Rwandan President Paul Kagame is taking part in a high level round table discussion on the ‘State Fragility, Growth and Development’ chaired by former UK Prime Minister David Cameron.
The Commission on State Fragility, Growth and Development will release its final report this month with a series of events in Washington D.C. and London.
According to this commission, around the world, 65 million people have fled their homes, becoming either internally displaced or refugees – the highest number since 1945.
This is not due to one particular crisis, but reflects a widespread and persistent phenomenon: many states are fragile, and periodically some melt down into violent disorder.
The share of the extreme poor in fragile and conflict-affected areas could rise to as much as 60 percent.
Previously considered to be a phenomenon of low-income countries, fragility now afflicts middle- and even high-income countries, such as those in the Middle East.
Given these countries’ greater integration with the global economy, the spillovers from conflict and violence to the rest of the world are more intense and widespread.
The purpose of the roundtable is to bring together three major global actors on state fragility – the Commission on State Fragility, Growth and Development; the IMF; and the WBG – to share their ongoing work and perspectives on how to tackle fragility and conflict.
“We can’t tackle global poverty or, indeed, improve our own security at home, unless we address the challenges caused by state fragility.
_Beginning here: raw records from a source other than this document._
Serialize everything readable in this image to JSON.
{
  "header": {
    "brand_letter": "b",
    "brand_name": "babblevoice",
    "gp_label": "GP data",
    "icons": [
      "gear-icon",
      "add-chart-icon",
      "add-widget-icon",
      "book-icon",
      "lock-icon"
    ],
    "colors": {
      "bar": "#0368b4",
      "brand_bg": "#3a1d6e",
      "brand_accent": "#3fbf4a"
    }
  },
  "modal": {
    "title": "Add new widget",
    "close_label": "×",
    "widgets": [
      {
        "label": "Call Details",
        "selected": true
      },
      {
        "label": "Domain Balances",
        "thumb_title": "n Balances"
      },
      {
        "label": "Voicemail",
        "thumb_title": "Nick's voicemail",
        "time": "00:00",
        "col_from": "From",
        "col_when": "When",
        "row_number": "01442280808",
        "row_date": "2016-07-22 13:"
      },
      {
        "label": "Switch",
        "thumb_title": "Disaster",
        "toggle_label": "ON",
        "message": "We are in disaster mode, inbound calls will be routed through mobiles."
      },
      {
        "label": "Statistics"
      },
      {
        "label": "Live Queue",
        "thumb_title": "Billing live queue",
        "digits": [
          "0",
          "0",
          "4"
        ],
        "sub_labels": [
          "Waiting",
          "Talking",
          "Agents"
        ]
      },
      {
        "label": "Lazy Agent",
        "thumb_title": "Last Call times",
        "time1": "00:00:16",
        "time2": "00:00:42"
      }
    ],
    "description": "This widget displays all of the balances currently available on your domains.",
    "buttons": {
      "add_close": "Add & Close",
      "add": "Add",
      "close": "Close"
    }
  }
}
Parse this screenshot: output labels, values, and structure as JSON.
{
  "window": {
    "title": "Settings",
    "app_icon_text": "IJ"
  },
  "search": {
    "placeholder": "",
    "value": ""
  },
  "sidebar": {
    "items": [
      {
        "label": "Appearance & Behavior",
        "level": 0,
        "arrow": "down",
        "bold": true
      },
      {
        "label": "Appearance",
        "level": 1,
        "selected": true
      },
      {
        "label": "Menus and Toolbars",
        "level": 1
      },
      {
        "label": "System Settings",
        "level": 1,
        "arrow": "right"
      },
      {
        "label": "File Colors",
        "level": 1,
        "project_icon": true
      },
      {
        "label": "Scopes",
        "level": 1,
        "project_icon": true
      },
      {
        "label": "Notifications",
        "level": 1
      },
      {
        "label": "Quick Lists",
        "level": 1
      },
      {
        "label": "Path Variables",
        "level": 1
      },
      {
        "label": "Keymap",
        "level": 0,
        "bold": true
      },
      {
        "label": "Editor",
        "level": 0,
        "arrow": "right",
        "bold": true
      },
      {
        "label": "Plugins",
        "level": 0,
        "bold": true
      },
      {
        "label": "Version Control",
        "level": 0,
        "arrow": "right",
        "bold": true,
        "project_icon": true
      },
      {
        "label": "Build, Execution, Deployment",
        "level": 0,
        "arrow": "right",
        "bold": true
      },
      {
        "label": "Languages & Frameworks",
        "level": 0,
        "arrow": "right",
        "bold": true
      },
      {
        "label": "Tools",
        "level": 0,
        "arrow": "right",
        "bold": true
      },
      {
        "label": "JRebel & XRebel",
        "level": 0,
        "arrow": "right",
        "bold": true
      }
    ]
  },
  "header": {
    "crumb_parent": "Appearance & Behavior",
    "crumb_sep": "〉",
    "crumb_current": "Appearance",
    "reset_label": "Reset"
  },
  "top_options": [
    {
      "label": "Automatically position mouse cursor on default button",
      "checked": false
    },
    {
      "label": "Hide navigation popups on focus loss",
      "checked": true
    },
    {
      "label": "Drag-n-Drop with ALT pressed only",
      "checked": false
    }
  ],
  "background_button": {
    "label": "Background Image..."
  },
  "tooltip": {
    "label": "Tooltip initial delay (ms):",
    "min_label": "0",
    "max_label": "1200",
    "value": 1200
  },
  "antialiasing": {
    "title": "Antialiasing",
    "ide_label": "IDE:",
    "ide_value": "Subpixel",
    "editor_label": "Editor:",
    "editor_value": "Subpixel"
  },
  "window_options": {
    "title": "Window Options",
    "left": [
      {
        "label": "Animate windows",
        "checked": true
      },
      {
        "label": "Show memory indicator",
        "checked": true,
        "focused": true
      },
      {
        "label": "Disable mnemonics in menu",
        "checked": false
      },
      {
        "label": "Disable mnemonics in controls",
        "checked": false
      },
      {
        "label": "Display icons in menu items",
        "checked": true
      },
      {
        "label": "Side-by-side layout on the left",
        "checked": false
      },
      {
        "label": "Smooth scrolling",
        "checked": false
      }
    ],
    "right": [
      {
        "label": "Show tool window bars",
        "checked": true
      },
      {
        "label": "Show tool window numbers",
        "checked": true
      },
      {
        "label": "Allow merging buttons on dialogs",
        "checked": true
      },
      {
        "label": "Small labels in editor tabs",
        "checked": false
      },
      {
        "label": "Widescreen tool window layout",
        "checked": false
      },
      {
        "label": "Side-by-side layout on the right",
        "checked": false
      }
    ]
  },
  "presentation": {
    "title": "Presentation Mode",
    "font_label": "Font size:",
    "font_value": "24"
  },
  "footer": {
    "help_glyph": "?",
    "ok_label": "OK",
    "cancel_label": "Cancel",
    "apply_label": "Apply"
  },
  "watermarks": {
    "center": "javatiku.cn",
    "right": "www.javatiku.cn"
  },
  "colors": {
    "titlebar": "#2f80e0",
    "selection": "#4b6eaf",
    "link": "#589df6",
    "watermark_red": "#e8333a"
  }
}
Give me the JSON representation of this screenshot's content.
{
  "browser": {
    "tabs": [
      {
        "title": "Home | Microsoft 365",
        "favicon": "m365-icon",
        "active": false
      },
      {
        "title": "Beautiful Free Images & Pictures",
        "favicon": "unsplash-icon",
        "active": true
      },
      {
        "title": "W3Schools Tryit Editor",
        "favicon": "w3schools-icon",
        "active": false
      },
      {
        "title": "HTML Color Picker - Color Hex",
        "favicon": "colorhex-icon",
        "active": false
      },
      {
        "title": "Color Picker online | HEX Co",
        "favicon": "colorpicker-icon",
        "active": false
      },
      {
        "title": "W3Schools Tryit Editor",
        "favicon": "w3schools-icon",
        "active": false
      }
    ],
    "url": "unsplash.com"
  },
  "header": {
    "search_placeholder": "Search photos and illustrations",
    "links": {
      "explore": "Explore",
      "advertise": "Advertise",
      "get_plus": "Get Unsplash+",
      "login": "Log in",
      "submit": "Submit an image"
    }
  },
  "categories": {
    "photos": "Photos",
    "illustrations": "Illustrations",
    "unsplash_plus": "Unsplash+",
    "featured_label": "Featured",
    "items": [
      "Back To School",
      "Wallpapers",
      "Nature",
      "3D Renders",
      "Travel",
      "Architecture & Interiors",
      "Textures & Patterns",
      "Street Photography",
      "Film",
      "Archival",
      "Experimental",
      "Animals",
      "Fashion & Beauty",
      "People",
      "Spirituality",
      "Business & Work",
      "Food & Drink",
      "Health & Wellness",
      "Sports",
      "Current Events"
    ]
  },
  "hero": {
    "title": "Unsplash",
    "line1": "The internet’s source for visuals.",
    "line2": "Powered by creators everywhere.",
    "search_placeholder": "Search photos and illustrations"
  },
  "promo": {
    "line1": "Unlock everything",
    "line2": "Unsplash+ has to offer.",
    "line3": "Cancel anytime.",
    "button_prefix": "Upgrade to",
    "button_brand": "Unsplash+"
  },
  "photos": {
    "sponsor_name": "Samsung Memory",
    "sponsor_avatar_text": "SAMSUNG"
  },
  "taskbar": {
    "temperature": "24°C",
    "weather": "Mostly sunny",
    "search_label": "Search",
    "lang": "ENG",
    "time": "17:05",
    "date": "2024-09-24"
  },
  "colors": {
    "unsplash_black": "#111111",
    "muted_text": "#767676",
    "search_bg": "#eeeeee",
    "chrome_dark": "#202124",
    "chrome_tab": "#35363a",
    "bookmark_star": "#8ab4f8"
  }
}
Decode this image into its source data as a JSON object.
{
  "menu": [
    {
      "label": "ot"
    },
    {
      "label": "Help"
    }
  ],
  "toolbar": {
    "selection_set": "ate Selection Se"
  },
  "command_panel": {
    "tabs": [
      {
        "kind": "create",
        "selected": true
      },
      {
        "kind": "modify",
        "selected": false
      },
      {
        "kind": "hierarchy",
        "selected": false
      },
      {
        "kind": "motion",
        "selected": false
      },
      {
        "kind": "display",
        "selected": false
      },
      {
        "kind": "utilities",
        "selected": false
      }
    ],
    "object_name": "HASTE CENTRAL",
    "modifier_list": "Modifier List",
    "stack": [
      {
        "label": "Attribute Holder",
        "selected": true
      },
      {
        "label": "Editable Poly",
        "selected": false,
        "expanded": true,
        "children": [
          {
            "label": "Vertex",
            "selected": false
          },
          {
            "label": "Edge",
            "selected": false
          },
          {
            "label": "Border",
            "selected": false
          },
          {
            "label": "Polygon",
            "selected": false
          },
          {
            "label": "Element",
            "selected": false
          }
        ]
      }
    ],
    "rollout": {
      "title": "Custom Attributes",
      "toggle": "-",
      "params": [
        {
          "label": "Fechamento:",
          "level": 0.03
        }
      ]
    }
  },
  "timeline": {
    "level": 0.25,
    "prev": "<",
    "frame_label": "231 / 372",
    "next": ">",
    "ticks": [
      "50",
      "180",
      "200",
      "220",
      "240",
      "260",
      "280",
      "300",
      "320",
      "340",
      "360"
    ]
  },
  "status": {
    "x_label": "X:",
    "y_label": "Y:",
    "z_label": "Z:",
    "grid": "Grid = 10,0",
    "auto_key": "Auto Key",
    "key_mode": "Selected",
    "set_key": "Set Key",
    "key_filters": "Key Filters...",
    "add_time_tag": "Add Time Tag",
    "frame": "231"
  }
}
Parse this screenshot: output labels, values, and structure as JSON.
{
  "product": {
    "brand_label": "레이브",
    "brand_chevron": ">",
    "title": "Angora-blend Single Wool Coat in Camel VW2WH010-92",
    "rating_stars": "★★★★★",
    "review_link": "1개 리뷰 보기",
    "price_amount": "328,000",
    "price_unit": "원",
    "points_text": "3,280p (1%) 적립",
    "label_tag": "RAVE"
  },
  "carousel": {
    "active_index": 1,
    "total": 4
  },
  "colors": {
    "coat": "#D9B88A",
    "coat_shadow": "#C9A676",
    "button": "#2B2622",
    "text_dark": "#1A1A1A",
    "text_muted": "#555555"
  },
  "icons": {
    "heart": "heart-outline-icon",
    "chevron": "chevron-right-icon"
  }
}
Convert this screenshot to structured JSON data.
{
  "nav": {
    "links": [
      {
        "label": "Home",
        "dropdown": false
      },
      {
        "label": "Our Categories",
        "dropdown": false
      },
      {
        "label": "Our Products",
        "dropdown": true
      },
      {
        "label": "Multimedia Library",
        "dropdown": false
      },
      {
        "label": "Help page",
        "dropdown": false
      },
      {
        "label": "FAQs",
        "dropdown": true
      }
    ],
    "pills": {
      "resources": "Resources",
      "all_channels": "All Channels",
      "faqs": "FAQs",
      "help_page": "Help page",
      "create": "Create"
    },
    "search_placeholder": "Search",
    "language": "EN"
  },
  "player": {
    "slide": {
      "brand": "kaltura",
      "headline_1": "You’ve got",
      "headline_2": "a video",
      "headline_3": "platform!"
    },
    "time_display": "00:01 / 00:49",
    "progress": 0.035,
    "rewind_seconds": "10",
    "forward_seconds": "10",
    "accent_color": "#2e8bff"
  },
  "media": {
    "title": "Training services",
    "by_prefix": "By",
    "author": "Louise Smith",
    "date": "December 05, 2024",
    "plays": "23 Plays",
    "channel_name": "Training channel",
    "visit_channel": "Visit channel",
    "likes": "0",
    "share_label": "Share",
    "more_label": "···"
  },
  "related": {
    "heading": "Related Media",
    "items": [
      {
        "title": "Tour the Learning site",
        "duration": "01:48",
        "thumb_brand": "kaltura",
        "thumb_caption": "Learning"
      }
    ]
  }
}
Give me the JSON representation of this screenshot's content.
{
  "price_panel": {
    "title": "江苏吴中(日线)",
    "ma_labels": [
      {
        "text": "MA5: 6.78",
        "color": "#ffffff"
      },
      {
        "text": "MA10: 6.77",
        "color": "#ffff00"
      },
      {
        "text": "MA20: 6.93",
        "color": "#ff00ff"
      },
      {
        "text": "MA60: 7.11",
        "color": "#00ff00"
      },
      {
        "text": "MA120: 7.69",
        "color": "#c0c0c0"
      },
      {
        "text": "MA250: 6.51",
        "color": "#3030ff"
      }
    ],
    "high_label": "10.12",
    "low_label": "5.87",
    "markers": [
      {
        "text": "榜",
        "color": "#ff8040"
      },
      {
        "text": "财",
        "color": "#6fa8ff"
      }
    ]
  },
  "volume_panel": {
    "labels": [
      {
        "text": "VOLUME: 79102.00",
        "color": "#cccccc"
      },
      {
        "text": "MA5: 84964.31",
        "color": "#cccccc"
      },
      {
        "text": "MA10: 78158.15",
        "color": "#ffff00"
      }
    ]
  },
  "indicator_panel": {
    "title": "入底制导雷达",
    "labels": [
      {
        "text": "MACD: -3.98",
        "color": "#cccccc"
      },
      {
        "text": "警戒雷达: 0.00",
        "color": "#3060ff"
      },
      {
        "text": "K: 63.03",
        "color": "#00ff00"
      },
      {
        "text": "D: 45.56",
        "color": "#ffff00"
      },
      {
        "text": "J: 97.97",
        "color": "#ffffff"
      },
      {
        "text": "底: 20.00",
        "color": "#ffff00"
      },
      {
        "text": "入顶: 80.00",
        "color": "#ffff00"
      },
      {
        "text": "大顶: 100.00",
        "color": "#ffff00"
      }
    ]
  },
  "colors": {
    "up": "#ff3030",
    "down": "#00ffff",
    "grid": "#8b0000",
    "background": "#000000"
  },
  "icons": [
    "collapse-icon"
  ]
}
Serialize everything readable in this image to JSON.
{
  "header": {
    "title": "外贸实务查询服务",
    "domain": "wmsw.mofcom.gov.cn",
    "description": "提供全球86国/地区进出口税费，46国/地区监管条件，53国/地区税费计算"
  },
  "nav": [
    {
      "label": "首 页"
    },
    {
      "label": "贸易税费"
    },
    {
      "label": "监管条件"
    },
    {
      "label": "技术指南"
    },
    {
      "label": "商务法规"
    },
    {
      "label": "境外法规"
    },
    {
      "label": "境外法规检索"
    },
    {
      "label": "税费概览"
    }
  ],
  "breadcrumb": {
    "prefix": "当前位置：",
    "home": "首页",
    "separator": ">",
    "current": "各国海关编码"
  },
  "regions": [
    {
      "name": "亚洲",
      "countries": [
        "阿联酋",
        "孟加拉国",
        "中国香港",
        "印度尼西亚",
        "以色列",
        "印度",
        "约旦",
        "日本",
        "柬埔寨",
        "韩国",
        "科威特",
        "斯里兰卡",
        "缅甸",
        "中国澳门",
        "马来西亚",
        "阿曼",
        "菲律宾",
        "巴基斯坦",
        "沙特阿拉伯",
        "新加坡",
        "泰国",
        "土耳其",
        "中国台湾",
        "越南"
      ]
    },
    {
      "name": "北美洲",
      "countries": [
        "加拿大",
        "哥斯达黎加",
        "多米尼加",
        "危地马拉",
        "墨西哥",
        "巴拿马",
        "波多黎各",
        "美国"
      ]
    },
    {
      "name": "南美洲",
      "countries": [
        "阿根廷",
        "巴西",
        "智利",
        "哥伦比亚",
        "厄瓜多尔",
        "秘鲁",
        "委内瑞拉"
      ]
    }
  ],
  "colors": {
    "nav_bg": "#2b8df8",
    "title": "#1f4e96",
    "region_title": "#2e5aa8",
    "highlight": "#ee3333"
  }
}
The Commission aims to generate innovative ideas to help tackle state fragility and state failure,”Cameron said.
Speakers lined up include; Kristalina Georgieva CEO, World Bank, Donald Kaberuka High Representative, African Union Peace Fund, Tao Zhang Deputy Managing Director, International Monetary Fund and Paul Collier Professor of Economics and Public Policy, Oxford University.
The discussions are moderated by Gayle Tzemach Lemmon Author and Journalist.
Meanwhile on Thursday Cameron and Donald Kaberuka, High Representative on the African Union Peace Fund will discuss the need for a new global approach to state fragility.
Both will be launching the Commission’s report Escaping the Fragility Trap, which makes the case for urgent action and outlines recommendations for how domestic and international actors can do things differently.
A second panel discussion will delve deeper into the challenges of economic policy management in fragile and conflict affected states with Sir Paul Collier, Professor of Economics and Public Policy at the Blavatnik School of Government and Academic Director of the Fragility Commission, Charles Collyns, Director of the IMF’s Independent Evaluation Office (IEO), and Amat Al Alim Alsoswa, former Minister in Yemen and former UN Assistant Secretary General.